I think it is fair to say that everyone has experienced a breakup at some point in their lives. For most people I think that breakup happens with their boyfriend or girlfriend at the time. And it hurts, and you feel awful, and your life seems a little down for a while. But something happens to pick your life back up again; you meet someone new, you find a new hobby, move somewhere…no matter what that experience is, it sets a new stride for your new life.
I am going through a breakup right now. A career breakup. I’ve been with my job for about three years now. It’s been rocky at best. When I think about the good days versus the bad days, the bad days have taken over by a landslide. When I think about the struggles and the time and energy I put into trying to make it work, I feel exhausted all over again. I think it is time to cut the cord. It feels like the relationship I have with my career right now is toxic–you can’t get away even though you know it’s the best thing for you. I have a knack for doing that. I know deep down I would be happier leaving and doing something else, but the idea of walking into a new and unknown life is far scarier to me than staying. It’s like the horror movie where the girl walks up to the dark, open door, and you’re screaming, “Don’t go in there!!” even though you know she will walk through to see what’s on the other side. And you know it’s bound to be something horrifying. But in the end of most of those movies, doesn’t our hero emerge happy, having overcome a great obstacle?

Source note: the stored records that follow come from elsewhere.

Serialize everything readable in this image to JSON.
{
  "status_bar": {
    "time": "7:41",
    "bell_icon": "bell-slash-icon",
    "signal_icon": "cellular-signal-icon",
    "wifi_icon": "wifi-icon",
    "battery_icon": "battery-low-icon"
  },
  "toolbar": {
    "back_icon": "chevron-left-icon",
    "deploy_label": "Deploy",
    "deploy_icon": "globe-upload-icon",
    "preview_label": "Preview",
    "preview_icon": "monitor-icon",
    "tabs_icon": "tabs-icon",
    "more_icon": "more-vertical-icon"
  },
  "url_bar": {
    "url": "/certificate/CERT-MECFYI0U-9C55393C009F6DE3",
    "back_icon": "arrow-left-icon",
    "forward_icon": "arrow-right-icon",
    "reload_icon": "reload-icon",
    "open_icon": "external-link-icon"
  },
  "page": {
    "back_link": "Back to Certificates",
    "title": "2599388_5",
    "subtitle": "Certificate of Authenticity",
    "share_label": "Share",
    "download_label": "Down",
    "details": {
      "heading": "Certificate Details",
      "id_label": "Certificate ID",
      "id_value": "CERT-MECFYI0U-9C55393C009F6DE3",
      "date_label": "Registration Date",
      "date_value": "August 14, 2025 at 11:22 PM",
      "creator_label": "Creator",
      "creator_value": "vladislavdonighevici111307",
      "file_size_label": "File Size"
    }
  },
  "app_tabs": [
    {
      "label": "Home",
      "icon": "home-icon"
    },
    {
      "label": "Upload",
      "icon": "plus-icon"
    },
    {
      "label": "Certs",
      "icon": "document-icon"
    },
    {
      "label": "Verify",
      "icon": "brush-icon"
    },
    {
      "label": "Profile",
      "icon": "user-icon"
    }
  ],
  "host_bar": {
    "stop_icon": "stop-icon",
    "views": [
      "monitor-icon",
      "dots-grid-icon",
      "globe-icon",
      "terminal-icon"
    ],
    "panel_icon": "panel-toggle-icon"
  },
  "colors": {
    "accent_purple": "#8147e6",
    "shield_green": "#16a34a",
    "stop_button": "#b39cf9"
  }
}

When I started my job three years ago I felt very lost and unsure–not necessarily all because of my job. I just was unsure of everything. I thought for a while that I was going through a quarter life crisis and I had to fix everything. I started reading a book called “20 Something 20 Everything” by Christine Hassler to try to help bring some guidance to the way I was feeling. I never finished it. In fact, I barely started it. I got a few chapters in and decided I was being silly. My parents were telling me it was just a transition period, and I should relax and try to establish myself in a new city, and a new real “big girl” job. So I put the book away, deciding that I was being ridiculous, and that all new beginnings are difficult, and I just had to be better at what I was doing.
Well, three years have gone by now and I feel no different than the day I went to the Self Help section at Barnes and Noble. I don’t talk about it, because I’m just happy to have a job. Some of my friends don’t even have a job, and who am I to complain? In reality, I have it so good. I have my own place, live independent from the bank of mom and dad, have a paying job with great benefits and am living in one of the “youngest” cities in Wisconsin. And yet here I am.
As this year goes on, I have picked up that book again. Opening it has been difficult, but this time mostly because of fear. I fear letting down my family and friends. I fear letting down my other colleagues, who I have really started to make friends with this year. I fear letting down Jeremy, who has been so supportive throughout this whole process. I don’t want to screw up our future together. I fear leaving and never finding anything to replace what I have. Most of all, I fear being labeled as a failure. Perhaps I have failed, but I tell my students all the time, “failure is the only way we learn. If no one ever failed, no one would ever have learned they were doing it wrong.” It’s harder to believe when you’re on the other end, but I keep trying to remind myself.
This fear though, I think, comes from this feeling that I’m done. I’m done with this job, and I’m done trying to force myself to be something I am not. This fear that I know I have to start over. I am still unsure of my decision. I go back and forth all the time. I think where I am now, though, I am ready to say that this career relationship is over.
I think the world has other plans for me. And I’m both excited and nervous to find out what they are.